1.4 Why (not) use questionnaires for evaluation?
Why (not) use questionnaires for evaluation?
- Types of Surveys
- Definition of Impact
- Value of using questionnaires
- How to design impact evaluation surveys
- Examples of impact evaluation surveys
PART 1: Video Lecture
How to Design Impact Evaluation Surveys, by Dr. Eric Jensen
Once you have decided the type(s) of evaluation method(s) (qualitative, quantitative, or mixed-methods) that you will be using, the next essential part of your research process is to develop the surveys and the questions to collect the data that you will be analysing. In this lecture video, Dr. Eric Jensen discusses the survey design process in-depth.
PPT slides for lecture video can also be downloaded.
Part 2: Optional Reading
Abstract: The United Nations Strategic Plan for Biodiversity 2011–2020 is a key initiative within global efforts to halt and eventually reverse the loss of biodiversity. The very first target of this plan states that ‘by 2020, at the latest, people are aware of the values of biodiversity and the steps they can take to conserve and use it sustainably’. Zoos and aquariums worldwide, attracting more than 700 million visits every year, could potentially make a positive contribution to this target. However, a global evaluation of the educational impacts of visits to zoos and aquariums is entirely lacking in the existing literature. To address this gap, we conducted a large-scale impact evaluation study, using a pre – and post-visit repeated-measures survey design, to evaluate biodiversity literacy – biodiversity understanding and knowledge of actions to help protect biodiversity – in zoo and aquarium visitors. Our findings are based on the largest and most international study of zoo and aquarium visitors ever conducted worldwide; in total, more than 6,000 visitors to 30 zoos and aquariums around the globe participated in the study. The study’s main finding is that aggregate biodiversity understanding and knowledge of actions to help protect biodiversity both significantly increased over the course of zoo and aquarium visits. There was an increase from pre-visit (69.8%) to post‑visit (75.1%) in respondents demonstrating at least some positive evidence of biodiversity understanding. Similarly, there was an increase from pre‑visit (50.5%) to post‑visit (58.8%) in respondents that could identify a pro-biodiversity action that could be achieved at an individual level. This study provides the most compelling evidence to date that zoo and aquarium visits can contribute to increasing the number of people who understand biodiversity and know actions they can take to help protect biodiversity.

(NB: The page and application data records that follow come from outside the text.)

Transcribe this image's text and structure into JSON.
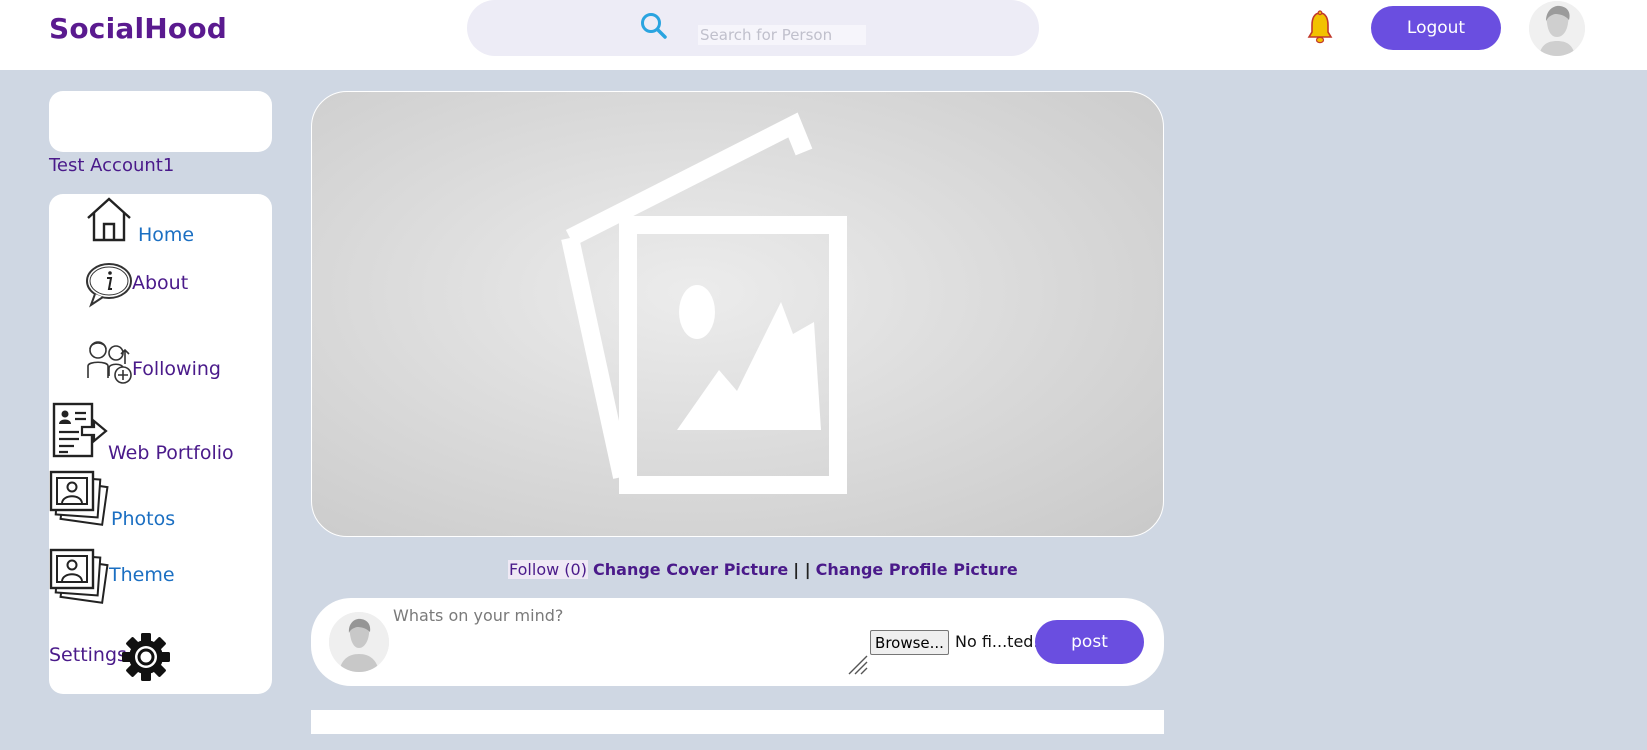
{
  "brand": "SocialHood",
  "search": {
    "placeholder": "Search for Person",
    "icon": "search-icon"
  },
  "header": {
    "logout_label": "Logout",
    "bell_icon": "notification-bell-icon",
    "avatar_icon": "user-avatar"
  },
  "sidebar": {
    "account_name": "Test Account1",
    "items": [
      {
        "label": "Home",
        "icon": "home-icon"
      },
      {
        "label": "About",
        "icon": "info-bubble-icon"
      },
      {
        "label": "Following",
        "icon": "following-people-icon"
      },
      {
        "label": "Web Portfolio",
        "icon": "portfolio-document-icon"
      },
      {
        "label": "Photos",
        "icon": "photos-stack-icon"
      },
      {
        "label": "Theme",
        "icon": "theme-photos-icon"
      },
      {
        "label": "Settings",
        "icon": "gear-icon"
      }
    ]
  },
  "profile": {
    "follow_label": "Follow (0)",
    "change_cover_label": "Change Cover Picture",
    "separator": "| |",
    "change_profile_label": "Change Profile Picture"
  },
  "composer": {
    "placeholder": "Whats on your mind?",
    "browse_label": "Browse...",
    "file_status": "No fi...ted.",
    "post_label": "post"
  },
  "colors": {
    "brand": "#5a1a8f",
    "accent": "#6a4ee0",
    "page_bg": "#cfd7e3",
    "link_blue": "#1b6fc2"
  }
}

Citation: Moss, A., Jensen, E. & Gusset, M. (2014) A Global Evaluation of Biodiversity Literacy in Zoo and Aquarium Visitors . Gland: WAZA Executive Office.